Here’s a scenario for you:
Taylor starts a new job and as part of orientation is tasked with meeting 1 on 1 with all members of the team to get to know them better. One meeting is with a peer of Taylor’s supervisor, Pat, and in that meeting Taylor is told to “watch out for Pat’s mood swings” and is advised to not speak to Pat until at least 10 am after Pat has had at least two cups of coffee. Similar sentiments are repeated to Taylor by other members of the team – some are Pat’s subordinates, some Pat’s peers and one is even Pat’s superior who told Taylor that working for a tough boss was an opportunity to learn how to navigate difficult people.
Clearly Pat has some issues. Unfortunately, so does Taylor now.
While these team members were trying to be helpful with Taylor, what would have actually helped would be for them not to tolerate Pat’s unacceptable behaviour – Especially Pat’s boss but also the peers. The trouble is we often don’t know what to say or how to stop such bad behaviour – especially once it becomes familiar. At some point in time Pat behaved badly and no one said a word, so Pat got away with it, and since it worked once, Pat did it again and again until those around Pat were just used to the rudeness and disrespect and found ways to work around it.

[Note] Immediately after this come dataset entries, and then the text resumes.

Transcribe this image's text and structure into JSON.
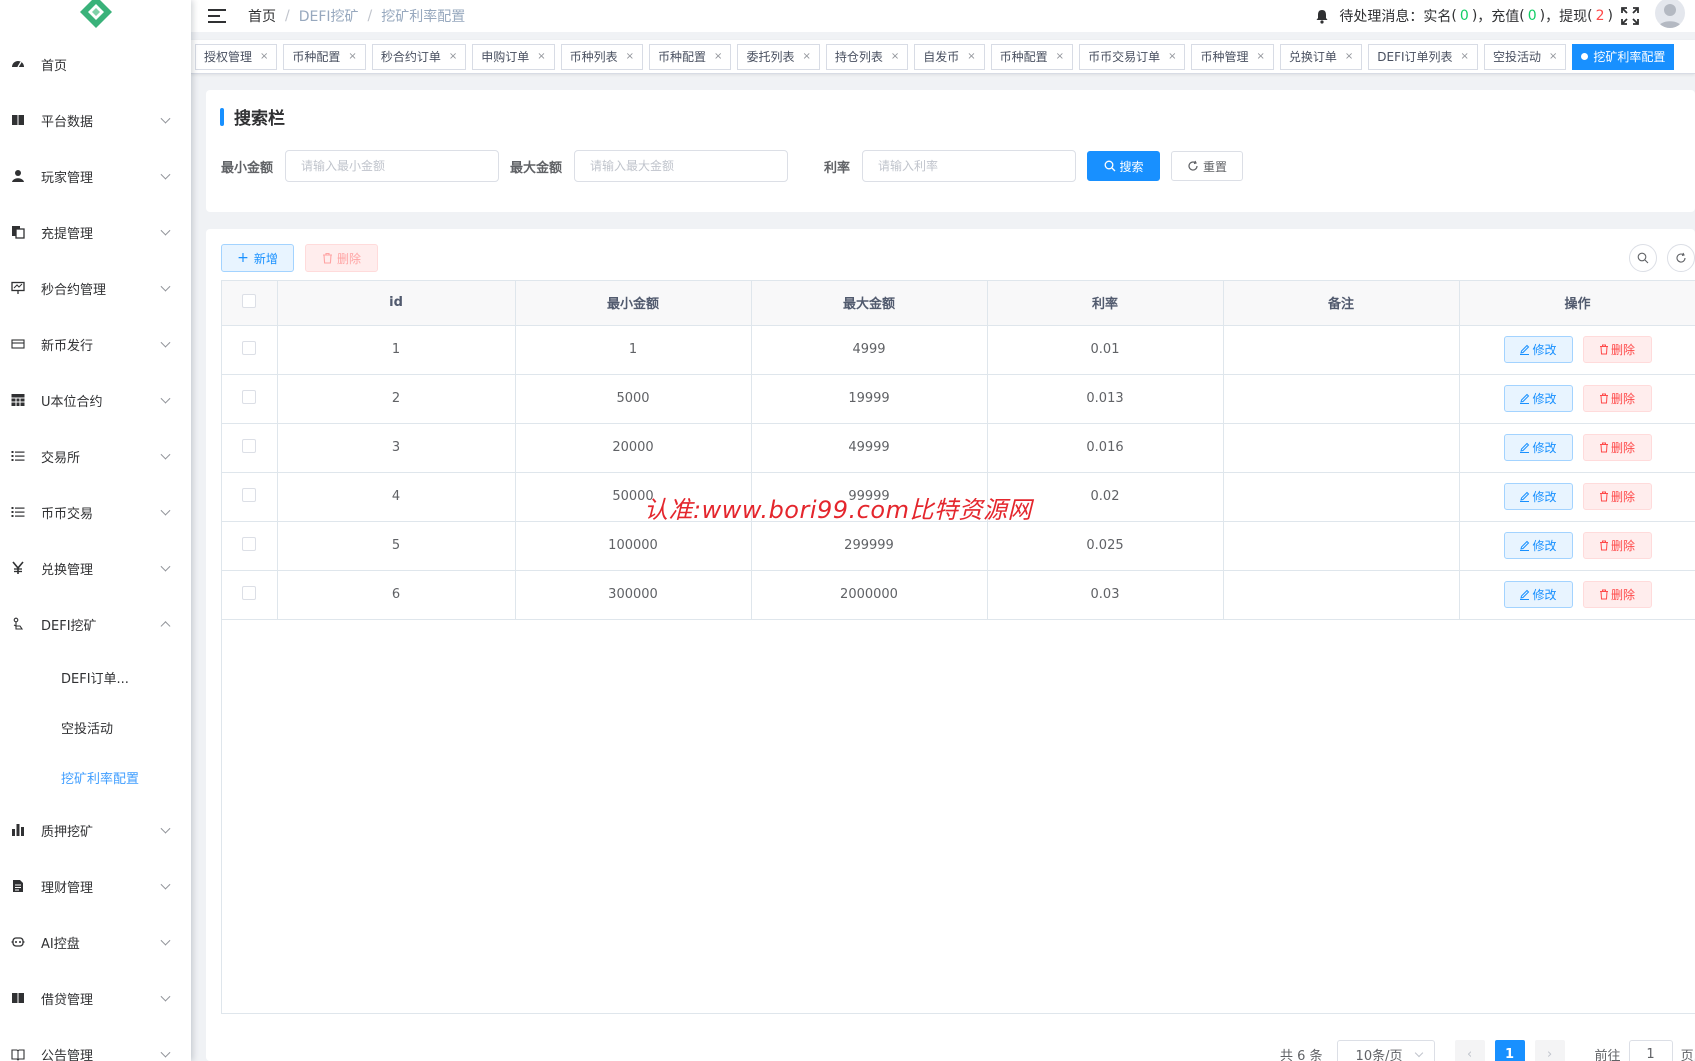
{
  "sidebar": {
    "items": [
      {
        "label": "首页",
        "icon": "dashboard-icon",
        "arrow": false
      },
      {
        "label": "平台数据",
        "icon": "book-icon",
        "arrow": true
      },
      {
        "label": "玩家管理",
        "icon": "user-icon",
        "arrow": true
      },
      {
        "label": "充提管理",
        "icon": "copy-icon",
        "arrow": true
      },
      {
        "label": "秒合约管理",
        "icon": "monitor-icon",
        "arrow": true
      },
      {
        "label": "新币发行",
        "icon": "card-icon",
        "arrow": true
      },
      {
        "label": "U本位合约",
        "icon": "table-icon",
        "arrow": true
      },
      {
        "label": "交易所",
        "icon": "list-icon",
        "arrow": true
      },
      {
        "label": "币币交易",
        "icon": "list-icon",
        "arrow": true
      },
      {
        "label": "兑换管理",
        "icon": "yen-icon",
        "arrow": true
      },
      {
        "label": "DEFI挖矿",
        "icon": "hand-icon",
        "arrow": true,
        "open": true
      }
    ],
    "sub_items": [
      "DEFI订单...",
      "空投活动",
      "挖矿利率配置"
    ],
    "items_after": [
      {
        "label": "质押挖矿",
        "icon": "bar-chart-icon"
      },
      {
        "label": "理财管理",
        "icon": "document-icon"
      },
      {
        "label": "AI控盘",
        "icon": "robot-icon"
      },
      {
        "label": "借贷管理",
        "icon": "book-icon"
      },
      {
        "label": "公告管理",
        "icon": "book-open-icon"
      }
    ]
  },
  "navbar": {
    "breadcrumb": [
      "首页",
      "DEFI挖矿",
      "挖矿利率配置"
    ],
    "pending_label": "待处理消息：实名",
    "realname_count": "0",
    "recharge_label": "，充值",
    "recharge_count": "0",
    "withdraw_label": "，提现",
    "withdraw_count": "2",
    "lparen": "(",
    "rparen": ")"
  },
  "tags": [
    "授权管理",
    "币种配置",
    "秒合约订单",
    "申购订单",
    "币种列表",
    "币种配置",
    "委托列表",
    "持仓列表",
    "自发币",
    "币种配置",
    "币币交易订单",
    "币种管理",
    "兑换订单",
    "DEFI订单列表",
    "空投活动"
  ],
  "active_tag": "挖矿利率配置",
  "search": {
    "title": "搜索栏",
    "min_label": "最小金额",
    "min_placeholder": "请输入最小金额",
    "max_label": "最大金额",
    "max_placeholder": "请输入最大金额",
    "rate_label": "利率",
    "rate_placeholder": "请输入利率",
    "search_btn": "搜索",
    "reset_btn": "重置"
  },
  "toolbar": {
    "add": "新增",
    "delete": "删除"
  },
  "table": {
    "headers": [
      "id",
      "最小金额",
      "最大金额",
      "利率",
      "备注",
      "操作"
    ],
    "rows": [
      {
        "id": "1",
        "min": "1",
        "max": "4999",
        "rate": "0.01",
        "remark": ""
      },
      {
        "id": "2",
        "min": "5000",
        "max": "19999",
        "rate": "0.013",
        "remark": ""
      },
      {
        "id": "3",
        "min": "20000",
        "max": "49999",
        "rate": "0.016",
        "remark": ""
      },
      {
        "id": "4",
        "min": "50000",
        "max": "99999",
        "rate": "0.02",
        "remark": ""
      },
      {
        "id": "5",
        "min": "100000",
        "max": "299999",
        "rate": "0.025",
        "remark": ""
      },
      {
        "id": "6",
        "min": "300000",
        "max": "2000000",
        "rate": "0.03",
        "remark": ""
      }
    ],
    "edit_label": "修改",
    "delete_label": "删除"
  },
  "pagination": {
    "total": "共 6 条",
    "page_size": "10条/页",
    "current": "1",
    "goto_label": "前往",
    "goto_value": "1",
    "page_suffix": "页"
  },
  "watermark": "认准:www.bori99.com比特资源网",
  "colors": {
    "primary": "#1890ff",
    "danger": "#ff4949",
    "success": "#13ce66"
  }
}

The impact of this kind of toxicity in a workplace is well known. Those on the receiving end of bullying and disrespect experience poor concentration, lower levels of job satisfaction, mental illness, physical illness and shattered self-esteem and self-worth. Organizations experience high turnover, increased absenteeism, decreased productivity and commitment, damaged reputation, difficulty in recruitment and very possibly significant legal costs. Even those bystanders feel the stress, anxiety, helplessness and fear from uncivil behaviours like Pat’s and they have higher turnover and increased absenteeism too.
Those in leadership and in other positions of power in an organization have an obligation to protect employees from people like Pat. You get the behaviour that you tolerate and you also have to pay the price for that behaviour. Finding the words to stop Pat isn’t easy, it takes some serious courage, but e good news is that it is pretty simple. You can try responding to a disrespectful comment (to yourself but especially when it’s directed at someone else) with something like: “Pat, that sounded a little harsh, is that what you intended?” or “Hmmmm, I’m not I sure I would have phrased that in that way.” Or “Pat, can we take this offline?” And then in private ask Pat what was intended by the comment.
Try practicing what you might say in advance of the next time a ‘Pat’ in your life is snarky or mean. If you have some phrases or lines ready to go in your head you’ll be much less likely to freeze or take flight – which only confirms to your ‘Pat’ that the behaviour is tolerable. And as we all know, it isn’t!